> **Records provided**
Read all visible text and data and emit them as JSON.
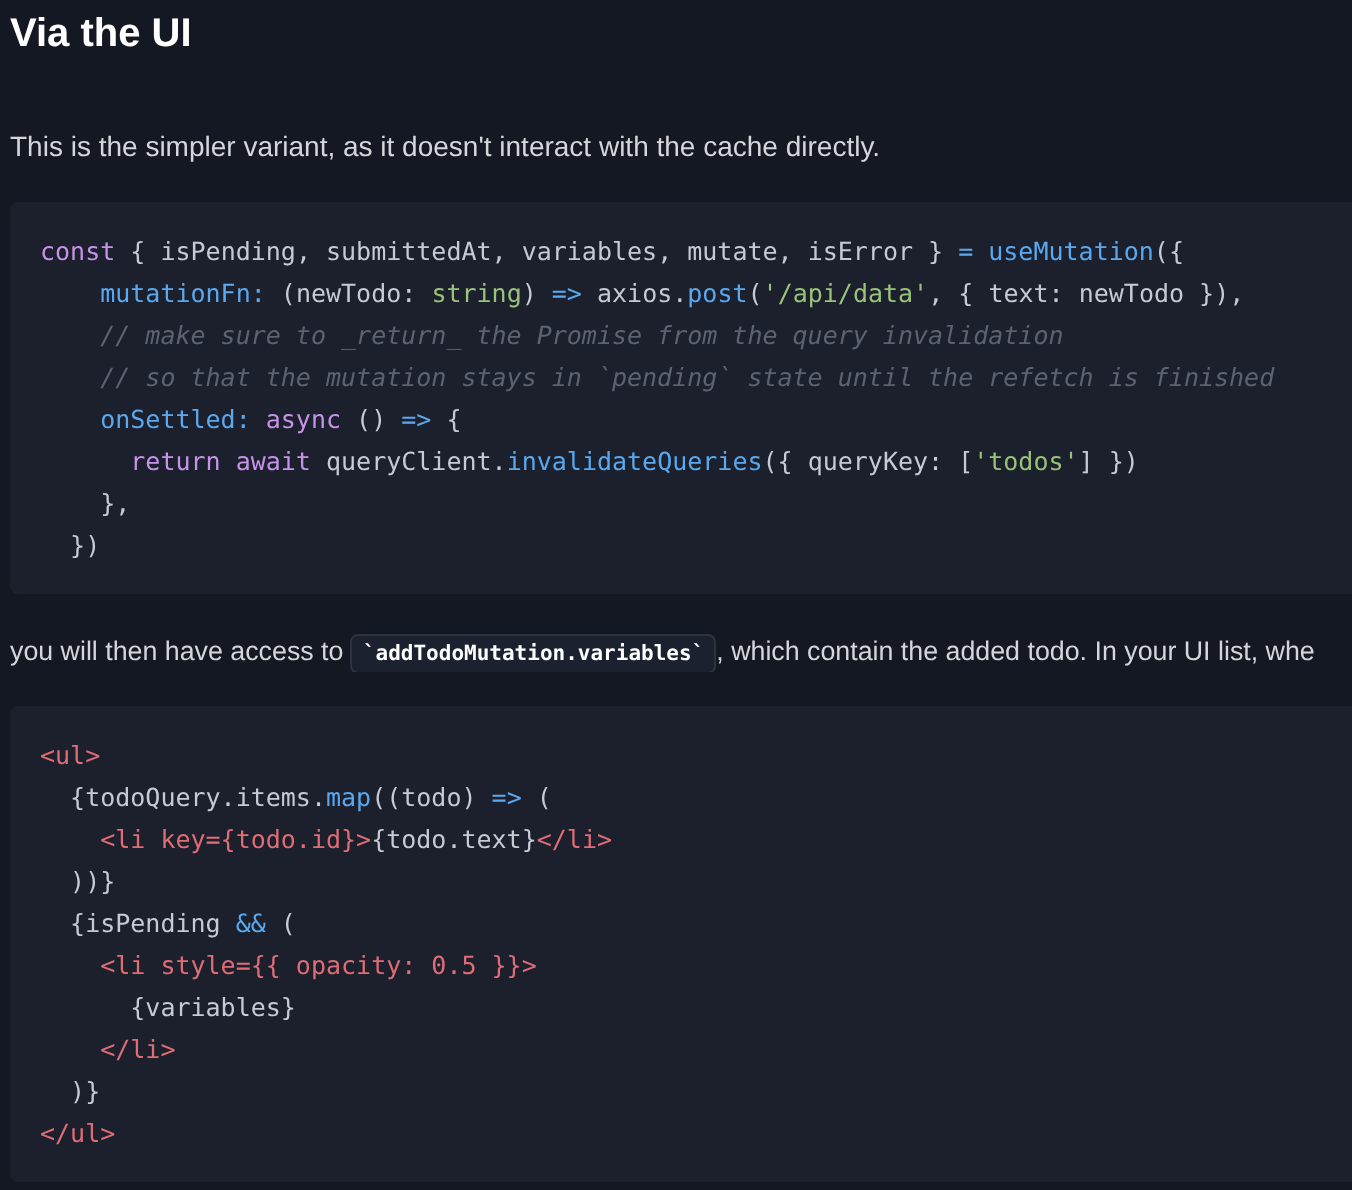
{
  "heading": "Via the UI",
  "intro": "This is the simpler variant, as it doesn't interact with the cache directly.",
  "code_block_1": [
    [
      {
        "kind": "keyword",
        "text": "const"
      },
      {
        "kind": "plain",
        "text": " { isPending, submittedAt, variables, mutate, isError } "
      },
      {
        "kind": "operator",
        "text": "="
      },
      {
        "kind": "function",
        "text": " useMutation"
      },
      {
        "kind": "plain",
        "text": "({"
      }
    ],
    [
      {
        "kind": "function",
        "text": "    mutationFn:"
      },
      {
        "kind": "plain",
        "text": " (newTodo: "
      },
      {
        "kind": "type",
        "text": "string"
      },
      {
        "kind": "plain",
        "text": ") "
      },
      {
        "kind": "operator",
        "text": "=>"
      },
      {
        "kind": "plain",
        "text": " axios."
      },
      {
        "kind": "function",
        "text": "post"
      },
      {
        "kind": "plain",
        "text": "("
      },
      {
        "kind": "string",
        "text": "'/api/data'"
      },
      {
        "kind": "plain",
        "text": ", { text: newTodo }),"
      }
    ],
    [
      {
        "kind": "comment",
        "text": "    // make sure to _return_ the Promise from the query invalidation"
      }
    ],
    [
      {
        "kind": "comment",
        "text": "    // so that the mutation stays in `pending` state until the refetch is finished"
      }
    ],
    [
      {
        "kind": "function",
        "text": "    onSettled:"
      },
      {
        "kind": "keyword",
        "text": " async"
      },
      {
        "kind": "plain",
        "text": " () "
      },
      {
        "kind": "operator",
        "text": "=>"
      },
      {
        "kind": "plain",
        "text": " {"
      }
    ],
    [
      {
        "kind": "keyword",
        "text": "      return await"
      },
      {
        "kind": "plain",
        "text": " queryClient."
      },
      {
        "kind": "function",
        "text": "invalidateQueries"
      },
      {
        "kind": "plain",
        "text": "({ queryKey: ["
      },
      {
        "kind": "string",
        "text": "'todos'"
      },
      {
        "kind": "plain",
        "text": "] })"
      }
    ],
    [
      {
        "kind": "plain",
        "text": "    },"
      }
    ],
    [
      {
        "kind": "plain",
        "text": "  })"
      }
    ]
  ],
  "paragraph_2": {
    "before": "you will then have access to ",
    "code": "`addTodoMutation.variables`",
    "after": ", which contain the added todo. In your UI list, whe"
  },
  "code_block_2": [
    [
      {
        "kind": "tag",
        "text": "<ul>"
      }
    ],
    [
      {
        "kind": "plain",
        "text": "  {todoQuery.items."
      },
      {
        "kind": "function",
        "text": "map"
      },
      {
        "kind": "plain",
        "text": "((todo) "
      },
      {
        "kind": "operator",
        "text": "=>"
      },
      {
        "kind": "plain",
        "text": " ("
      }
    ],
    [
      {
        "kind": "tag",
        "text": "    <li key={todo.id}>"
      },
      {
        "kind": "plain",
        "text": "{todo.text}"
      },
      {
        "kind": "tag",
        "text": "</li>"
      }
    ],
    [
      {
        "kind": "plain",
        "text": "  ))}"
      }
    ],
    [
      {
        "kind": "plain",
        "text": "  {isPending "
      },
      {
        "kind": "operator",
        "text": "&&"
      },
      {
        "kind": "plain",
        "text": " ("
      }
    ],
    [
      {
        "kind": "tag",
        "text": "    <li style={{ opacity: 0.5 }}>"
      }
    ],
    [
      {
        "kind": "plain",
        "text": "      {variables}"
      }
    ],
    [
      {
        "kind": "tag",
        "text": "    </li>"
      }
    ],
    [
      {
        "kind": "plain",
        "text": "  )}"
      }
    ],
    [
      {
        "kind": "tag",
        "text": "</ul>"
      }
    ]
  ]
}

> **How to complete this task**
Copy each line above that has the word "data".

> **Exercise response**
Read all visible text and data and emit them as JSON.
        "text": "'/api/data'"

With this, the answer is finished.